You can do it! Always have self-belief, you are in law for a reason. The best thing about Otago is that the Law Faculty is one of most supportive places on campus. Make the most of all the great people around you and let that foster belief in yourself.

Best of luck to you all, second year will be a blast!

Written by Cara Crawford

Welcome to Law School from the Dean

Dear Otago Law Students,

Welcome back to those returning and welcome to all of you arriving in the Faculty of Law for the first time. Congratulations to Jasper Fawcett for producing this Welcome to Law School magazine.

The Otago Faculty of Law is a place of learning about law and how to use law to solve problems. Law plays a major role in our society, affecting all aspects of life from the personal, to property, business, the environment, the family, the community, government finance, life and death, taxes, human rights and international relations. Well trained lawyers play a crucial role in ensuring that our own society is governed by law rather than by personal power. In our tradition, the law is primarily created by the democratic process in which our citizens can participate. Parliament has the final say in what the law is and we all participate in electing Parliament through the voting process.

Your ability to serve the law will start here in the Faculty of Law. Develop good habits that will last you a lifetime. There are no shortcuts to learning your legal skills. You must read legal material carefully and thoughtfully. You must take the time to think through how the legal material can be justifiably interpreted and applied to legal problems. Legal research skills can only be acquired by doing a lot of it. Just as writing skills improve by writing a lot and then analysing critically whether what you are saying makes sense, we only learn by doing things and reflecting on our mistakes so we do them better next time.

The collegial atmosphere of the Otago Faculty of Law means that you will have the full support of the Faculty of Law and fellow law students as you work hard on your legal skills.
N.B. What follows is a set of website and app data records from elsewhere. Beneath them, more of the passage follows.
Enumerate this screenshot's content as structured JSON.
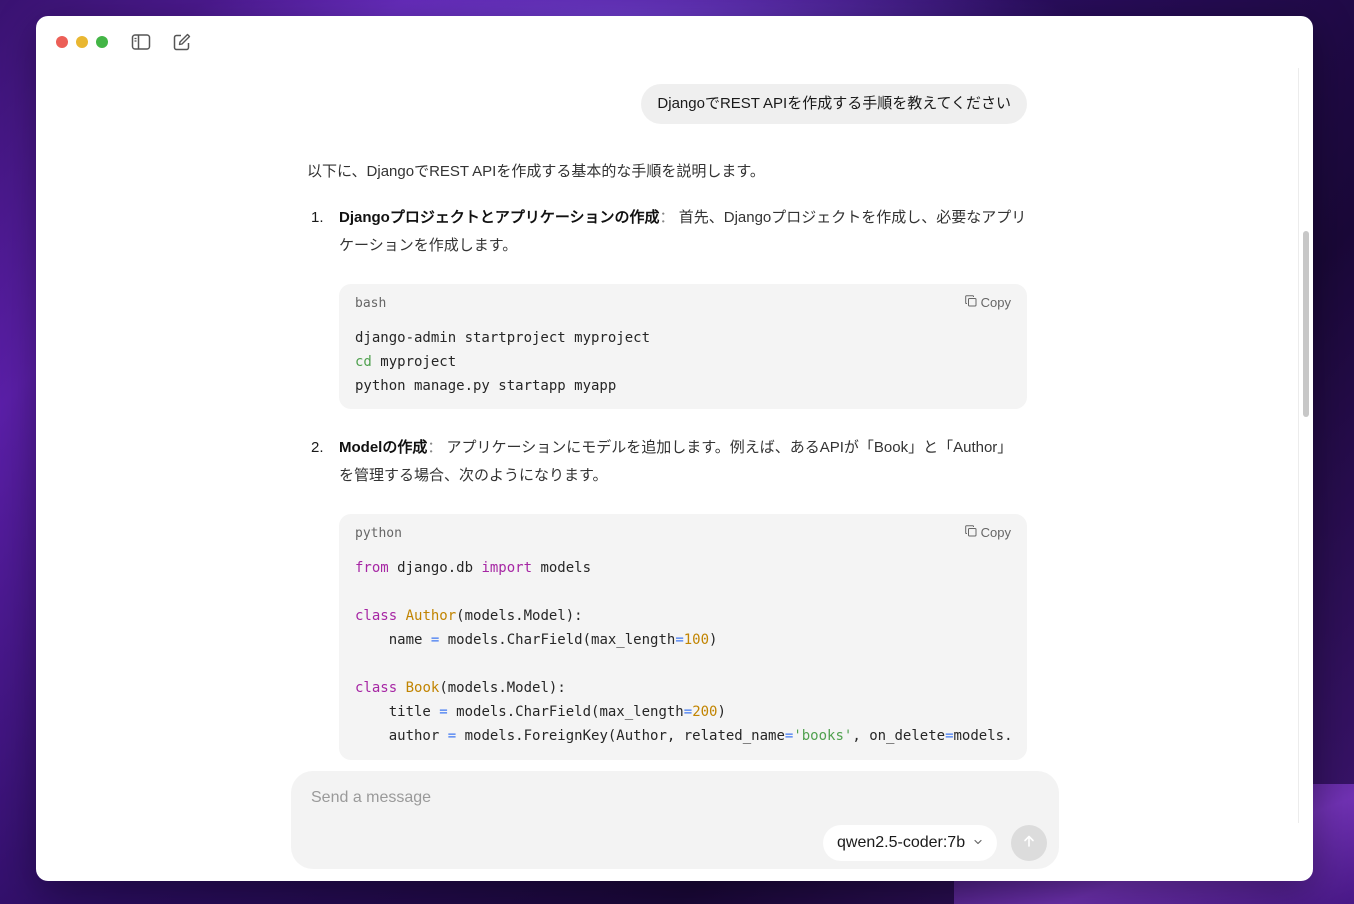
{
  "chat": {
    "user_message": "DjangoでREST APIを作成する手順を教えてください",
    "intro": "以下に、DjangoでREST APIを作成する基本的な手順を説明します。",
    "steps": [
      {
        "num": "1.",
        "title": "Djangoプロジェクトとアプリケーションの作成",
        "separator": "：",
        "text": " 首先、Djangoプロジェクトを作成し、必要なアプリケーションを作成します。",
        "code": {
          "lang": "bash",
          "copy_label": "Copy",
          "lines": [
            "django-admin startproject myproject",
            "cd myproject",
            "python manage.py startapp myapp"
          ]
        }
      },
      {
        "num": "2.",
        "title": "Modelの作成",
        "separator": "：",
        "text": " アプリケーションにモデルを追加します。例えば、あるAPIが「Book」と「Author」を管理する場合、次のようになります。",
        "code": {
          "lang": "python",
          "copy_label": "Copy",
          "lines": [
            "from django.db import models",
            "",
            "class Author(models.Model):",
            "    name = models.CharField(max_length=100)",
            "",
            "class Book(models.Model):",
            "    title = models.CharField(max_length=200)",
            "    author = models.ForeignKey(Author, related_name='books', on_delete=models."
          ]
        }
      }
    ]
  },
  "composer": {
    "placeholder": "Send a message",
    "model": "qwen2.5-coder:7b"
  },
  "icons": {
    "sidebar": "sidebar-toggle-icon",
    "compose": "new-chat-icon",
    "copy": "copy-icon",
    "chevron": "chevron-down-icon",
    "send": "arrow-up-icon"
  },
  "colors": {
    "keyword": "#a626a4",
    "class_name": "#c18401",
    "number": "#c18401",
    "operator": "#4078f2",
    "string": "#50a14f"
  }
}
Do not fall into the trap that the notes or work of others will get you ahead. They won’t.  Just as you can’t get fit by watching others at the gym or borrowing their training diary and pretending you have done it yourself, you can’t develop the muscles in your legal brain by relying on the work of others. It is far better to learn from your mistakes than fool yourself by relying on the work of others.

We strongly encourage you to debate and argue with your colleagues but when it comes to writing up legal opinions and assignments, and completing take-home tests, it must all be your own work. Integrity is essential to the worth of a lawyer’s work. People will rely on you and put total trust in you. Honesty is crucial.

I encourage you all to take a full and active part in all the Faculty of Law activities – academic, cultural, social and spiritual. Enter law student competitions, attend public lectures on law, volunteer for the Community Law Centre, be part of the law revue, volunteer at the Ngai Tahu Maori Law Centre, sign up for SOULS, Te Roopu Whai Putake and PILSA, join Law for Change, volunteer for community organisations, play sport, and take part in political debate.

I wish you all a productive year full of challenges, hard work, friendship, generosity and learning.

Written by Mark Henaghan.